*EXERCISE DESCRIPTION:* Please give back the listing below word for word, without the images.

*TASK INPUT:*
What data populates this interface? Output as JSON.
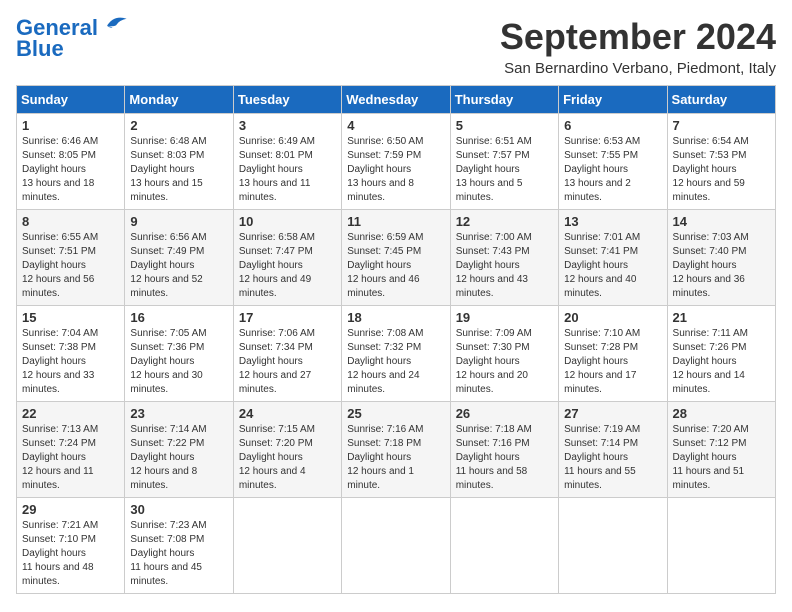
{
  "logo": {
    "line1": "General",
    "line2": "Blue"
  },
  "title": "September 2024",
  "subtitle": "San Bernardino Verbano, Piedmont, Italy",
  "weekdays": [
    "Sunday",
    "Monday",
    "Tuesday",
    "Wednesday",
    "Thursday",
    "Friday",
    "Saturday"
  ],
  "weeks": [
    [
      {
        "day": 1,
        "sunrise": "6:46 AM",
        "sunset": "8:05 PM",
        "daylight": "13 hours and 18 minutes."
      },
      {
        "day": 2,
        "sunrise": "6:48 AM",
        "sunset": "8:03 PM",
        "daylight": "13 hours and 15 minutes."
      },
      {
        "day": 3,
        "sunrise": "6:49 AM",
        "sunset": "8:01 PM",
        "daylight": "13 hours and 11 minutes."
      },
      {
        "day": 4,
        "sunrise": "6:50 AM",
        "sunset": "7:59 PM",
        "daylight": "13 hours and 8 minutes."
      },
      {
        "day": 5,
        "sunrise": "6:51 AM",
        "sunset": "7:57 PM",
        "daylight": "13 hours and 5 minutes."
      },
      {
        "day": 6,
        "sunrise": "6:53 AM",
        "sunset": "7:55 PM",
        "daylight": "13 hours and 2 minutes."
      },
      {
        "day": 7,
        "sunrise": "6:54 AM",
        "sunset": "7:53 PM",
        "daylight": "12 hours and 59 minutes."
      }
    ],
    [
      {
        "day": 8,
        "sunrise": "6:55 AM",
        "sunset": "7:51 PM",
        "daylight": "12 hours and 56 minutes."
      },
      {
        "day": 9,
        "sunrise": "6:56 AM",
        "sunset": "7:49 PM",
        "daylight": "12 hours and 52 minutes."
      },
      {
        "day": 10,
        "sunrise": "6:58 AM",
        "sunset": "7:47 PM",
        "daylight": "12 hours and 49 minutes."
      },
      {
        "day": 11,
        "sunrise": "6:59 AM",
        "sunset": "7:45 PM",
        "daylight": "12 hours and 46 minutes."
      },
      {
        "day": 12,
        "sunrise": "7:00 AM",
        "sunset": "7:43 PM",
        "daylight": "12 hours and 43 minutes."
      },
      {
        "day": 13,
        "sunrise": "7:01 AM",
        "sunset": "7:41 PM",
        "daylight": "12 hours and 40 minutes."
      },
      {
        "day": 14,
        "sunrise": "7:03 AM",
        "sunset": "7:40 PM",
        "daylight": "12 hours and 36 minutes."
      }
    ],
    [
      {
        "day": 15,
        "sunrise": "7:04 AM",
        "sunset": "7:38 PM",
        "daylight": "12 hours and 33 minutes."
      },
      {
        "day": 16,
        "sunrise": "7:05 AM",
        "sunset": "7:36 PM",
        "daylight": "12 hours and 30 minutes."
      },
      {
        "day": 17,
        "sunrise": "7:06 AM",
        "sunset": "7:34 PM",
        "daylight": "12 hours and 27 minutes."
      },
      {
        "day": 18,
        "sunrise": "7:08 AM",
        "sunset": "7:32 PM",
        "daylight": "12 hours and 24 minutes."
      },
      {
        "day": 19,
        "sunrise": "7:09 AM",
        "sunset": "7:30 PM",
        "daylight": "12 hours and 20 minutes."
      },
      {
        "day": 20,
        "sunrise": "7:10 AM",
        "sunset": "7:28 PM",
        "daylight": "12 hours and 17 minutes."
      },
      {
        "day": 21,
        "sunrise": "7:11 AM",
        "sunset": "7:26 PM",
        "daylight": "12 hours and 14 minutes."
      }
    ],
    [
      {
        "day": 22,
        "sunrise": "7:13 AM",
        "sunset": "7:24 PM",
        "daylight": "12 hours and 11 minutes."
      },
      {
        "day": 23,
        "sunrise": "7:14 AM",
        "sunset": "7:22 PM",
        "daylight": "12 hours and 8 minutes."
      },
      {
        "day": 24,
        "sunrise": "7:15 AM",
        "sunset": "7:20 PM",
        "daylight": "12 hours and 4 minutes."
      },
      {
        "day": 25,
        "sunrise": "7:16 AM",
        "sunset": "7:18 PM",
        "daylight": "12 hours and 1 minute."
      },
      {
        "day": 26,
        "sunrise": "7:18 AM",
        "sunset": "7:16 PM",
        "daylight": "11 hours and 58 minutes."
      },
      {
        "day": 27,
        "sunrise": "7:19 AM",
        "sunset": "7:14 PM",
        "daylight": "11 hours and 55 minutes."
      },
      {
        "day": 28,
        "sunrise": "7:20 AM",
        "sunset": "7:12 PM",
        "daylight": "11 hours and 51 minutes."
      }
    ],
    [
      {
        "day": 29,
        "sunrise": "7:21 AM",
        "sunset": "7:10 PM",
        "daylight": "11 hours and 48 minutes."
      },
      {
        "day": 30,
        "sunrise": "7:23 AM",
        "sunset": "7:08 PM",
        "daylight": "11 hours and 45 minutes."
      },
      null,
      null,
      null,
      null,
      null
    ]
  ]
}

*RESULT FOR THIS EXERCISE:*
What data populates this interface? Output as JSON.
{
  "logo": {
    "line1": "General",
    "line2": "Blue"
  },
  "title": "September 2024",
  "subtitle": "San Bernardino Verbano, Piedmont, Italy",
  "weekdays": [
    "Sunday",
    "Monday",
    "Tuesday",
    "Wednesday",
    "Thursday",
    "Friday",
    "Saturday"
  ],
  "weeks": [
    [
      {
        "day": 1,
        "sunrise": "6:46 AM",
        "sunset": "8:05 PM",
        "daylight": "13 hours and 18 minutes."
      },
      {
        "day": 2,
        "sunrise": "6:48 AM",
        "sunset": "8:03 PM",
        "daylight": "13 hours and 15 minutes."
      },
      {
        "day": 3,
        "sunrise": "6:49 AM",
        "sunset": "8:01 PM",
        "daylight": "13 hours and 11 minutes."
      },
      {
        "day": 4,
        "sunrise": "6:50 AM",
        "sunset": "7:59 PM",
        "daylight": "13 hours and 8 minutes."
      },
      {
        "day": 5,
        "sunrise": "6:51 AM",
        "sunset": "7:57 PM",
        "daylight": "13 hours and 5 minutes."
      },
      {
        "day": 6,
        "sunrise": "6:53 AM",
        "sunset": "7:55 PM",
        "daylight": "13 hours and 2 minutes."
      },
      {
        "day": 7,
        "sunrise": "6:54 AM",
        "sunset": "7:53 PM",
        "daylight": "12 hours and 59 minutes."
      }
    ],
    [
      {
        "day": 8,
        "sunrise": "6:55 AM",
        "sunset": "7:51 PM",
        "daylight": "12 hours and 56 minutes."
      },
      {
        "day": 9,
        "sunrise": "6:56 AM",
        "sunset": "7:49 PM",
        "daylight": "12 hours and 52 minutes."
      },
      {
        "day": 10,
        "sunrise": "6:58 AM",
        "sunset": "7:47 PM",
        "daylight": "12 hours and 49 minutes."
      },
      {
        "day": 11,
        "sunrise": "6:59 AM",
        "sunset": "7:45 PM",
        "daylight": "12 hours and 46 minutes."
      },
      {
        "day": 12,
        "sunrise": "7:00 AM",
        "sunset": "7:43 PM",
        "daylight": "12 hours and 43 minutes."
      },
      {
        "day": 13,
        "sunrise": "7:01 AM",
        "sunset": "7:41 PM",
        "daylight": "12 hours and 40 minutes."
      },
      {
        "day": 14,
        "sunrise": "7:03 AM",
        "sunset": "7:40 PM",
        "daylight": "12 hours and 36 minutes."
      }
    ],
    [
      {
        "day": 15,
        "sunrise": "7:04 AM",
        "sunset": "7:38 PM",
        "daylight": "12 hours and 33 minutes."
      },
      {
        "day": 16,
        "sunrise": "7:05 AM",
        "sunset": "7:36 PM",
        "daylight": "12 hours and 30 minutes."
      },
      {
        "day": 17,
        "sunrise": "7:06 AM",
        "sunset": "7:34 PM",
        "daylight": "12 hours and 27 minutes."
      },
      {
        "day": 18,
        "sunrise": "7:08 AM",
        "sunset": "7:32 PM",
        "daylight": "12 hours and 24 minutes."
      },
      {
        "day": 19,
        "sunrise": "7:09 AM",
        "sunset": "7:30 PM",
        "daylight": "12 hours and 20 minutes."
      },
      {
        "day": 20,
        "sunrise": "7:10 AM",
        "sunset": "7:28 PM",
        "daylight": "12 hours and 17 minutes."
      },
      {
        "day": 21,
        "sunrise": "7:11 AM",
        "sunset": "7:26 PM",
        "daylight": "12 hours and 14 minutes."
      }
    ],
    [
      {
        "day": 22,
        "sunrise": "7:13 AM",
        "sunset": "7:24 PM",
        "daylight": "12 hours and 11 minutes."
      },
      {
        "day": 23,
        "sunrise": "7:14 AM",
        "sunset": "7:22 PM",
        "daylight": "12 hours and 8 minutes."
      },
      {
        "day": 24,
        "sunrise": "7:15 AM",
        "sunset": "7:20 PM",
        "daylight": "12 hours and 4 minutes."
      },
      {
        "day": 25,
        "sunrise": "7:16 AM",
        "sunset": "7:18 PM",
        "daylight": "12 hours and 1 minute."
      },
      {
        "day": 26,
        "sunrise": "7:18 AM",
        "sunset": "7:16 PM",
        "daylight": "11 hours and 58 minutes."
      },
      {
        "day": 27,
        "sunrise": "7:19 AM",
        "sunset": "7:14 PM",
        "daylight": "11 hours and 55 minutes."
      },
      {
        "day": 28,
        "sunrise": "7:20 AM",
        "sunset": "7:12 PM",
        "daylight": "11 hours and 51 minutes."
      }
    ],
    [
      {
        "day": 29,
        "sunrise": "7:21 AM",
        "sunset": "7:10 PM",
        "daylight": "11 hours and 48 minutes."
      },
      {
        "day": 30,
        "sunrise": "7:23 AM",
        "sunset": "7:08 PM",
        "daylight": "11 hours and 45 minutes."
      },
      null,
      null,
      null,
      null,
      null
    ]
  ]
}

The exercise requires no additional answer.